Artists & Designers
Mario Merz (1925-2003)
Mario Merz was born in Milan, Italy in 1925. He studied medicine in Turin, where, during World War II, he became involved with the Italian anti-fascist movement Giustizia e Libertà. He was imprisoned in 1945 for his antifascist activities, and began drawing while in jail. He began as a painter in Turin in the 1950s, influenced by Art Informel. Around 1963, Merz departed from traditional understandings of painting, piercing canvases and incorporating everyday objects such as bottles and umbrellas in his works. By the late 1960s he was involved with arte povera, a term coined by art critic Germano Celant to describe artists working in diverse, experimental ways to explore the intersections of art and life, and of nature and culture, incorporating humble materials in order to protest the inhumanities of industrialization and consumer culture. In 1969 and 1970, Merz began making particular reference to the Fibonacci sequence, which is the underlying mathematical structure of forms such as the shell of a snail and the cultural architectural structure of the igloo. The Fibonacci sequence became a recurring preoccupation in the artist's work. From the 1970s onward, Merz's work became more strongly conceptual, often taking the form of site-specific installation. He died in Turin, Italy, in 2003.
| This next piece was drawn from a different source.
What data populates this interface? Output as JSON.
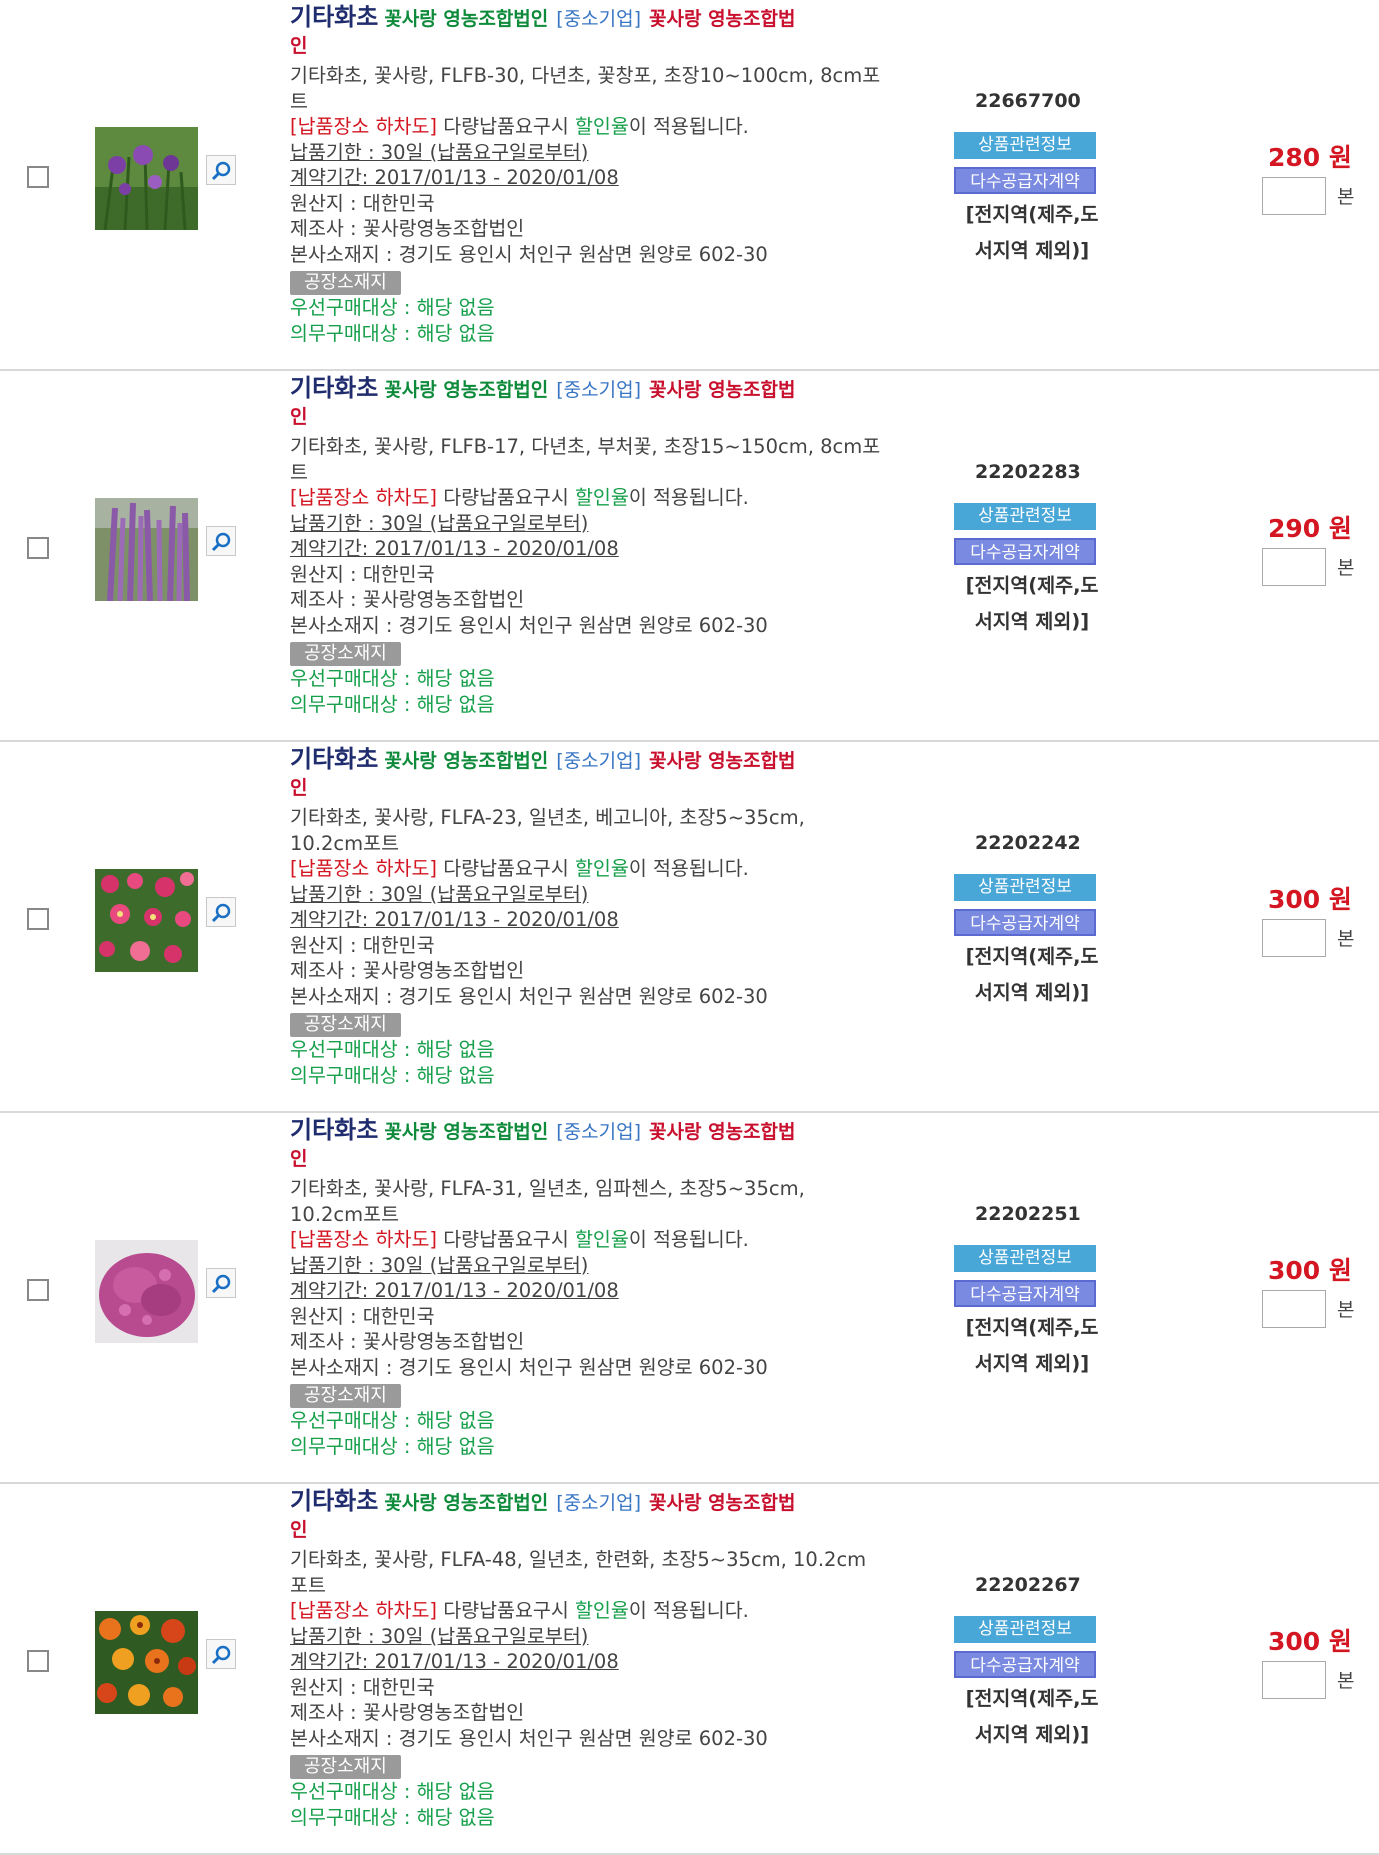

- Allan Schwartzman, "From a Prehistoric Wind," in Fast forward: contemporary collections for the Dallas Museum of Art, eds. María de Corral and John R. Lane (Dallas Museum of Art ; New Haven and London: Yale University Press, 2007), 158-165.